* THE TASK *
Count the lines of the data below that include the string "Control", and provide nothing but the result.
[[ ENTRIES SHOWN, beginning ]]
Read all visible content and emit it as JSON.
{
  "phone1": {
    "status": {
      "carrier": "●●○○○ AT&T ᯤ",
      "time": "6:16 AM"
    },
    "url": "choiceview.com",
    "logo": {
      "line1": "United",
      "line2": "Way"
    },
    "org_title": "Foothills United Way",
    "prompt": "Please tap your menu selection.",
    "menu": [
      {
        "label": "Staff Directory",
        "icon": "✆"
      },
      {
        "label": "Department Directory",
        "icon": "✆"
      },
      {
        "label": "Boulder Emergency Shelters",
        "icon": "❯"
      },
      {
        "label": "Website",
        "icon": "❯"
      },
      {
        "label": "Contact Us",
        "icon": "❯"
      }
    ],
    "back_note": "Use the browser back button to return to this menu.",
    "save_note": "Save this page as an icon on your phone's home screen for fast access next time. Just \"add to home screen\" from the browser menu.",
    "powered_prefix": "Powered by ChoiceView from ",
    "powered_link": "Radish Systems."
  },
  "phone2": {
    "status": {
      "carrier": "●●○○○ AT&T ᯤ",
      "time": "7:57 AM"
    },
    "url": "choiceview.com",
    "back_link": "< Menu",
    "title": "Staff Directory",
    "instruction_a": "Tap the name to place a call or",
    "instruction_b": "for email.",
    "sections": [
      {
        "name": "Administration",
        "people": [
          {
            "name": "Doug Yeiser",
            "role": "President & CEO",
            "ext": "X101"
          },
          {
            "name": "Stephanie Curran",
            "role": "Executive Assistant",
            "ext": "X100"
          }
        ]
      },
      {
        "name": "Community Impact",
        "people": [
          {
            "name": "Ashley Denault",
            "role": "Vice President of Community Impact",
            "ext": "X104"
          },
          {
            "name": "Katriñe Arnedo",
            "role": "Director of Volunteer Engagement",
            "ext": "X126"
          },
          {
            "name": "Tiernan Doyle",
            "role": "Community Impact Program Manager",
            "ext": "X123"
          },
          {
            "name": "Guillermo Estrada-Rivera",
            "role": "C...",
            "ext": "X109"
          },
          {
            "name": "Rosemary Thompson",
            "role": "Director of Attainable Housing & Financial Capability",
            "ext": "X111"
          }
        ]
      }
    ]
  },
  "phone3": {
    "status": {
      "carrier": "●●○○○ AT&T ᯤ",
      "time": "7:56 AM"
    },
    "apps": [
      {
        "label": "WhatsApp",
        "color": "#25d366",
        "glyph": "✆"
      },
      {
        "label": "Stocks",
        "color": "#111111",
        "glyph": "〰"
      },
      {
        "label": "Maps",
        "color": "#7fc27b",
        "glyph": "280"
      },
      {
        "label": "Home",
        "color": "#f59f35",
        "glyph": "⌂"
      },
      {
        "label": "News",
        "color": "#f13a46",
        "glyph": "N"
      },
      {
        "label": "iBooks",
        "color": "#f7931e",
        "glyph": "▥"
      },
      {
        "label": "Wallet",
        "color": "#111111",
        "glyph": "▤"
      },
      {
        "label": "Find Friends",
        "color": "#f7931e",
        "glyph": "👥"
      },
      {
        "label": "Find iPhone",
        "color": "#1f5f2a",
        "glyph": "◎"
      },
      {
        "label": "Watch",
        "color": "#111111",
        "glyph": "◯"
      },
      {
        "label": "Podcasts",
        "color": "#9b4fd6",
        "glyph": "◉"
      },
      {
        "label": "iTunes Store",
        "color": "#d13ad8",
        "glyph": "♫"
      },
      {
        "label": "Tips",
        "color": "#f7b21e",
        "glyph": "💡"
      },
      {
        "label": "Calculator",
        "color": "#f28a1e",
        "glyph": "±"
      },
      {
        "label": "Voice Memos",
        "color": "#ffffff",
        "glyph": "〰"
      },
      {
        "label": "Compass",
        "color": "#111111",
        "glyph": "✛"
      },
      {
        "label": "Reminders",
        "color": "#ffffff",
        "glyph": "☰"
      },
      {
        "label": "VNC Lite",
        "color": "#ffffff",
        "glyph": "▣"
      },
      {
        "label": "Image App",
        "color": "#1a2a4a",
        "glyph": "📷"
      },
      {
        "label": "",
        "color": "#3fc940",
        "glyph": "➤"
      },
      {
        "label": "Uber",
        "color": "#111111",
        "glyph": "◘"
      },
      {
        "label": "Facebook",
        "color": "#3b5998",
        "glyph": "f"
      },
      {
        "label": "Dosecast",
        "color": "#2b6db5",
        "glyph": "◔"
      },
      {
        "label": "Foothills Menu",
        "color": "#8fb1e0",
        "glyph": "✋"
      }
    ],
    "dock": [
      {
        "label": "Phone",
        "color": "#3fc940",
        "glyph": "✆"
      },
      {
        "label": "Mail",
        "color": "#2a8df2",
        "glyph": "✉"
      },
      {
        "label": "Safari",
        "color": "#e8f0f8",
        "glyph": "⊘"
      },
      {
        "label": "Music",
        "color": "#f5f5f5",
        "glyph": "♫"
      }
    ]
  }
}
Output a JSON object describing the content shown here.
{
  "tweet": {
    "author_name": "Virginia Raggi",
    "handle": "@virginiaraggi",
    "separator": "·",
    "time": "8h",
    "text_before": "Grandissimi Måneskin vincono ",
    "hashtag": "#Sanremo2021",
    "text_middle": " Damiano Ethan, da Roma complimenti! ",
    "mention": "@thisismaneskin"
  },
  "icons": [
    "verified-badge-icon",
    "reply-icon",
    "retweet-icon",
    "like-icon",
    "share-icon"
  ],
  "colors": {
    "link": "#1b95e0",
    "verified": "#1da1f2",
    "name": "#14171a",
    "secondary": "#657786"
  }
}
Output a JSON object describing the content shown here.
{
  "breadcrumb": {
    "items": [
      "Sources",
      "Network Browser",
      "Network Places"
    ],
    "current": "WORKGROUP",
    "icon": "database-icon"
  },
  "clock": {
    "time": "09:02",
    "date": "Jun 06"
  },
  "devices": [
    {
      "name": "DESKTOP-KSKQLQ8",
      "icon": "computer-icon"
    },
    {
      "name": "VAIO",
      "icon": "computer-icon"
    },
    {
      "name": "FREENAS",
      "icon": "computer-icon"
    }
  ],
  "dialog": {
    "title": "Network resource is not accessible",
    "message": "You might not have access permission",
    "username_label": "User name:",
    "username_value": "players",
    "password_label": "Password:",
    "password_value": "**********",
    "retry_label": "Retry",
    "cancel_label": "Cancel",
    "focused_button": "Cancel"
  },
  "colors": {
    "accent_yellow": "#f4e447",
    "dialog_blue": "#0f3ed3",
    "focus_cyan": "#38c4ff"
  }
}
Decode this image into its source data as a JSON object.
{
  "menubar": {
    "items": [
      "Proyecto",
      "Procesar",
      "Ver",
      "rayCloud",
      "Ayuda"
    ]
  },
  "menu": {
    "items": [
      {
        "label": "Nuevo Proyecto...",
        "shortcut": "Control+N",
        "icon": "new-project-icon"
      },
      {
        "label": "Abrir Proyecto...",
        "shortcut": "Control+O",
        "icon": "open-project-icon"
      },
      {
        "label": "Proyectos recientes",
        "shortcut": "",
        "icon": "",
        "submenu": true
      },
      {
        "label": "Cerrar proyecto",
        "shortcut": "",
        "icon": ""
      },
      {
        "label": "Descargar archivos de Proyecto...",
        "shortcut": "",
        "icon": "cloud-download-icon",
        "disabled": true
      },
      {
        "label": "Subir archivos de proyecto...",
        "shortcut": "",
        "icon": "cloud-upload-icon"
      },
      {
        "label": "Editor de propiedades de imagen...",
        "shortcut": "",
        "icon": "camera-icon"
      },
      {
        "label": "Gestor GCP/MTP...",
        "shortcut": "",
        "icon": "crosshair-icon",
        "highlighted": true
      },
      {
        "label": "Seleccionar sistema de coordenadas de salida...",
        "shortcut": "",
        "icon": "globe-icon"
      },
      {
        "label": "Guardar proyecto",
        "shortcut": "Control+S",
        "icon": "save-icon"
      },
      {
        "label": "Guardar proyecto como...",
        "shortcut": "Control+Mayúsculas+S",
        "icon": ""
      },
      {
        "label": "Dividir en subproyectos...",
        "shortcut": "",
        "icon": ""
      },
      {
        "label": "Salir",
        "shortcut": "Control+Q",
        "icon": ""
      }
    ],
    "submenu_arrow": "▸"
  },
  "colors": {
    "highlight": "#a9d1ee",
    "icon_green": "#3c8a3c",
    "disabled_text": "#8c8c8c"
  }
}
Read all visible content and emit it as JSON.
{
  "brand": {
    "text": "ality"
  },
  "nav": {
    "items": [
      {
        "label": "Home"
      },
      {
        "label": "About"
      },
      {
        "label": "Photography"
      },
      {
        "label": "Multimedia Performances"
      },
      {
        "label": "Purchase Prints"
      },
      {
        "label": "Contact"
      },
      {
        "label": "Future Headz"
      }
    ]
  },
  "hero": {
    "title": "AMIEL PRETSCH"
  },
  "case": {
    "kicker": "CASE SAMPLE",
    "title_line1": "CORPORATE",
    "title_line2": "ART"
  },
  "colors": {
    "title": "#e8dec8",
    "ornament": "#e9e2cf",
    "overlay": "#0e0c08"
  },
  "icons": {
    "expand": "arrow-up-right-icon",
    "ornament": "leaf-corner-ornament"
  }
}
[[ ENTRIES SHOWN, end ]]
* WRITTEN ANSWER *
5